Learn About Oracle Notifications Service

Oracle Cloud Infrastructure Notifications service (ONS) is most commonly demonstrated as a means to make Oracle Cloud Infrastructure Events (OCI Events) actionable.

For example, executing an operation to scale up or down a virtual machine based on OCI Events or sending notifications to operational support through platforms such as SMS, email, and Slack. The limits of ONS go beyond the uses cases documented here; other, legitimate scenarios include:

  • Pushing OCI Events to a third-party solution not natively supported by ONS as in hybrid or multicloud enterprises where operation dashboards reside with an on-premises system.
  • Generating notifications from applications when significant business events occur without the application needing to know how that event will be addressed.
  • Implementing application choreography through a pub/sub framework.

Regardless of the use case, you’ve identified the need to use ONS using an application source or target.

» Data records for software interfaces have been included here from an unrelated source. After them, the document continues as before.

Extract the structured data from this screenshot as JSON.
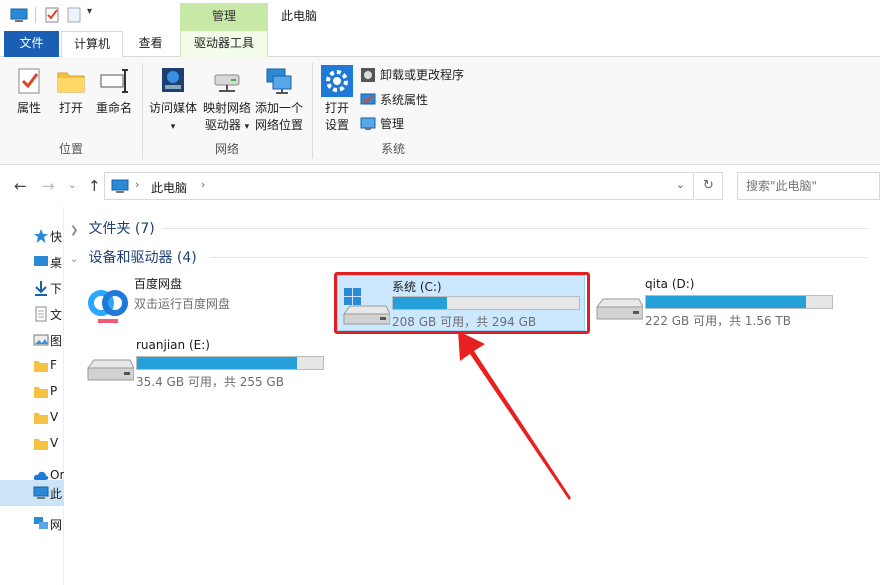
{
  "window": {
    "title": "此电脑",
    "context_tab": "管理"
  },
  "tabs": {
    "file": "文件",
    "computer": "计算机",
    "view": "查看",
    "drive_tools": "驱动器工具"
  },
  "ribbon": {
    "location": {
      "name": "位置",
      "properties": "属性",
      "open": "打开",
      "rename": "重命名"
    },
    "network": {
      "name": "网络",
      "access_media": "访问媒体",
      "map_drive_l1": "映射网络",
      "map_drive_l2": "驱动器",
      "add_location_l1": "添加一个",
      "add_location_l2": "网络位置"
    },
    "system": {
      "name": "系统",
      "open_settings_l1": "打开",
      "open_settings_l2": "设置",
      "uninstall": "卸载或更改程序",
      "system_properties": "系统属性",
      "manage": "管理"
    }
  },
  "address": {
    "path": "此电脑",
    "search_placeholder": "搜索\"此电脑\""
  },
  "navpane": {
    "items": [
      {
        "label": "快"
      },
      {
        "label": "桌"
      },
      {
        "label": "下"
      },
      {
        "label": "文"
      },
      {
        "label": "图"
      },
      {
        "label": "F"
      },
      {
        "label": "P"
      },
      {
        "label": "V"
      },
      {
        "label": "V"
      },
      {
        "label": "Or"
      },
      {
        "label": "此"
      },
      {
        "label": "网"
      }
    ]
  },
  "sections": {
    "folders": "文件夹 (7)",
    "devices": "设备和驱动器 (4)"
  },
  "drives": [
    {
      "name": "百度网盘",
      "sub": "双击运行百度网盘",
      "has_bar": false
    },
    {
      "name": "系统 (C:)",
      "sub": "208 GB 可用，共 294 GB",
      "used_fraction": 0.29,
      "has_bar": true
    },
    {
      "name": "qita (D:)",
      "sub": "222 GB 可用，共 1.56 TB",
      "used_fraction": 0.86,
      "has_bar": true
    },
    {
      "name": "ruanjian (E:)",
      "sub": "35.4 GB 可用，共 255 GB",
      "used_fraction": 0.86,
      "has_bar": true
    }
  ],
  "colors": {
    "accent": "#1a5fb4",
    "bar_fill": "#26a0da",
    "highlight": "#e02020",
    "context_tab": "#c8e8a8"
  }
}
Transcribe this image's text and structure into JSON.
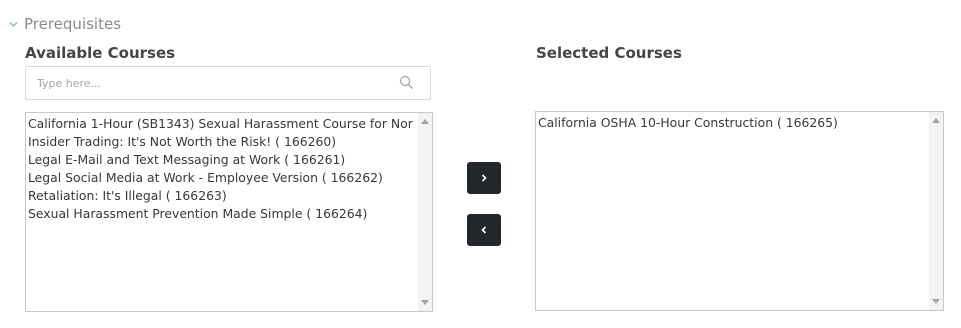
{
  "section": {
    "title": "Prerequisites",
    "toggle_icon": "chevron-down-icon"
  },
  "available": {
    "title": "Available Courses",
    "search_placeholder": "Type here...",
    "search_value": "",
    "search_icon": "search-icon",
    "items": [
      "California 1-Hour (SB1343) Sexual Harassment Course for Nor",
      "Insider Trading: It's Not Worth the Risk! ( 166260)",
      "Legal E-Mail and Text Messaging at Work ( 166261)",
      "Legal Social Media at Work - Employee Version ( 166262)",
      "Retaliation: It's Illegal ( 166263)",
      "Sexual Harassment Prevention Made Simple ( 166264)"
    ]
  },
  "selected": {
    "title": "Selected Courses",
    "items": [
      "California OSHA 10-Hour Construction ( 166265)"
    ]
  },
  "controls": {
    "add_icon": "chevron-right-icon",
    "remove_icon": "chevron-left-icon"
  },
  "colors": {
    "button_bg": "#23262b",
    "title_text": "#454545",
    "section_text": "#8a8a8a",
    "chevron": "#8fb8c9"
  }
}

This playbook will walk through several aspects of setting up and using ONS. Specifically:

  • Connecting ONS to Slack to see what a custom application is doing.
  • Creating and running a custom application that will generate ONS messages to a specific topic (being subscribed to by our Slack account).
  • Using an API mock server (in our case Postman) to see how a REST endpoint can be invoked when a message is added to an ONS topic.

This demo will show that using ONS for application-to-application communication is simple enough to achieve. But the consumer client or a mechanism between ONS and the client needs to address the activation process. While this may appear contrary to our needs. The mechanism provides a secure means to prevent the ONS from being subverted.


These architectures show ONS using a local host and a virtual machine on OCI.

Your architecture will look like one of the following two diagrams, once you've completed all the configuration and demo-application deployment for all ONS applications, depending on whether you chose to run the client applications as a local solution (first diagram) or on a virtual machine (VM) for the notification provider (second diagram).

For the rest of the playbook, we'll assume you're running the test application locally.

When running the client applications locally, the architecture will look like:


When running the client applications on a VM within OCI, the architecture will look like:


This architecture has the following components:

  • Region

    An Oracle Cloud Infrastructure region is a localized geographic area that contains one or more data centers, called availability domains. Regions are independent of other regions, and vast distances can separate them (across countries or even continents).

  • Availability domain

    Availability domains are standalone, independent data centers within a region. The physical resources in each availability domain are isolated from the resources in the other availability domains, which provides fault tolerance. Availability domains don’t share infrastructure such as power or cooling, or the internal availability domain network. So, a failure at one availability domain is unlikely to affect the other availability domains in the region.

  • Fault domain

    A fault domain is a grouping of hardware and infrastructure within an availability domain. Each availability domain has three fault domains with independent power and hardware. When you distribute resources across multiple fault domains, your applications can tolerate physical server failure, system maintenance, and power failures inside a fault domain.

  • Virtual cloud network (VCN) and subnet

    A VCN is a customizable, software-defined network that you set up in an Oracle Cloud Infrastructure region. Like traditional data center networks, VCNs give you complete control over your network environment. A VCN can have multiple non-overlapping CIDR blocks that you can change after you create the VCN. You can segment a VCN into subnets, which can be scoped to a region or to an availability domain. Each subnet consists of a contiguous range of addresses that don't overlap with the other subnets in the VCN. You can change the size of a subnet after creation. A subnet can be public or private.

  • Notifications

    The Oracle Cloud Infrastructure Notifications service broadcasts messages to distributed components through a publish-subscribe pattern, delivering secure, highly reliable, low latency, and durable messages for applications hosted on Oracle Cloud Infrastructure.

  • Policy

    An Oracle Cloud Infrastructure Identity and Access Management policy specifies who can access which resources, and how. Access is granted at the group and compartment level, which means you can write a policy that gives a group a specific type of access within a specific compartment, or to the tenancy.

  • Compute

    The Oracle Cloud Infrastructure Compute service enables you to provision and manage compute hosts in the cloud. You can launch compute instances with shapes that meet your resource requirements for CPU, memory, network bandwidth, and storage. After creating a compute instance, you can access it securely, restart it, attach and detach volumes, and terminate it when you no longer need it.